> Web page and app entries
*** Block opens ***
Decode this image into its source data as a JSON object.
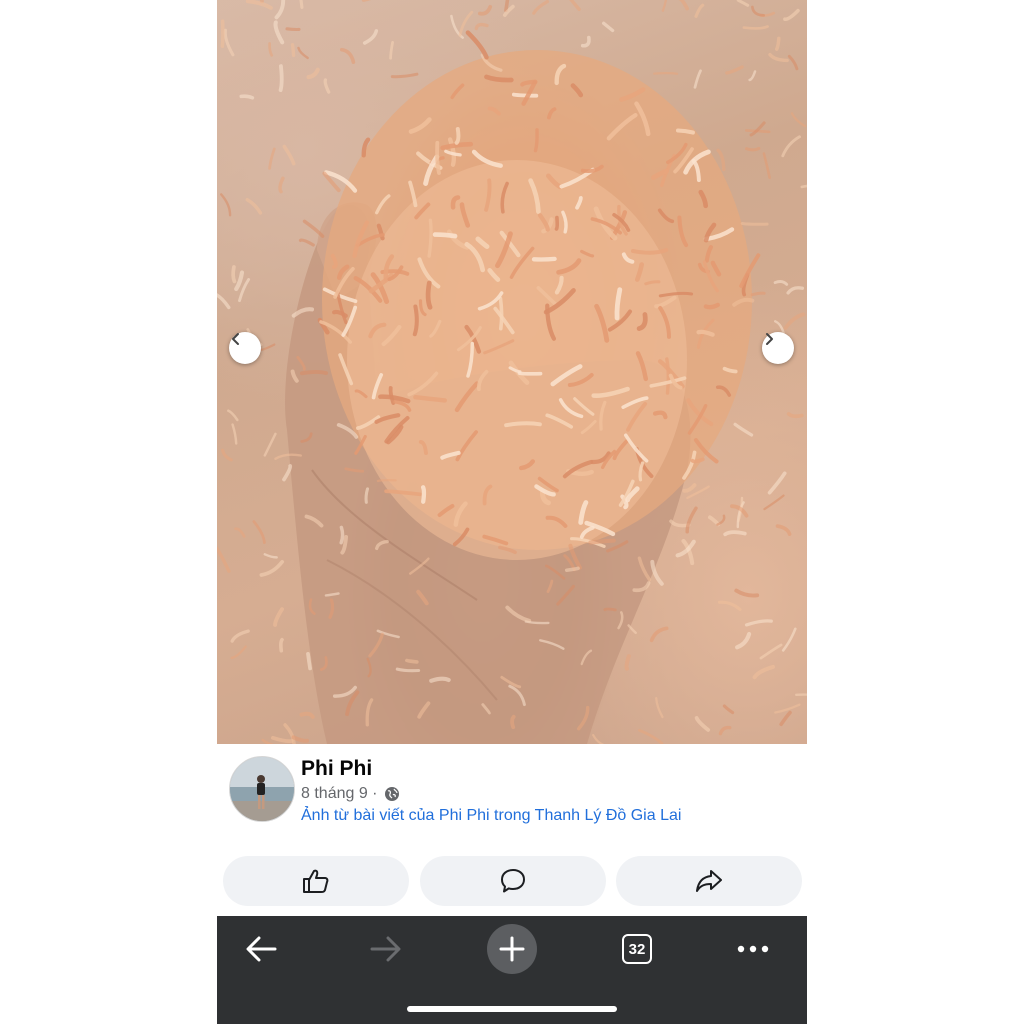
{
  "photo": {
    "subject": "dried-shrimp-in-hand",
    "prev_icon": "chevron-left-icon",
    "next_icon": "chevron-right-icon"
  },
  "post": {
    "author": "Phi Phi",
    "date": "8 tháng 9 ·",
    "privacy_icon": "globe-icon",
    "source_text": "Ảnh từ bài viết của Phi Phi trong Thanh Lý Đồ Gia Lai"
  },
  "actions": [
    {
      "name": "like",
      "icon": "thumbs-up-icon"
    },
    {
      "name": "comment",
      "icon": "comment-icon"
    },
    {
      "name": "share",
      "icon": "share-icon"
    }
  ],
  "browser_toolbar": {
    "back_icon": "arrow-left-icon",
    "forward_icon": "arrow-right-icon",
    "new_tab_icon": "plus-icon",
    "tab_count": "32",
    "more_icon": "more-dots-icon"
  },
  "colors": {
    "link": "#216fdb",
    "toolbar_bg": "#2f3133",
    "action_bg": "#f0f2f5"
  }
}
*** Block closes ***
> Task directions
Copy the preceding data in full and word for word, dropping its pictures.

> Finished exercise
Decode this image into its source data as a JSON object.
{
  "photo": {
    "subject": "dried-shrimp-in-hand",
    "prev_icon": "chevron-left-icon",
    "next_icon": "chevron-right-icon"
  },
  "post": {
    "author": "Phi Phi",
    "date": "8 tháng 9 ·",
    "privacy_icon": "globe-icon",
    "source_text": "Ảnh từ bài viết của Phi Phi trong Thanh Lý Đồ Gia Lai"
  },
  "actions": [
    {
      "name": "like",
      "icon": "thumbs-up-icon"
    },
    {
      "name": "comment",
      "icon": "comment-icon"
    },
    {
      "name": "share",
      "icon": "share-icon"
    }
  ],
  "browser_toolbar": {
    "back_icon": "arrow-left-icon",
    "forward_icon": "arrow-right-icon",
    "new_tab_icon": "plus-icon",
    "tab_count": "32",
    "more_icon": "more-dots-icon"
  },
  "colors": {
    "link": "#216fdb",
    "toolbar_bg": "#2f3133",
    "action_bg": "#f0f2f5"
  }
}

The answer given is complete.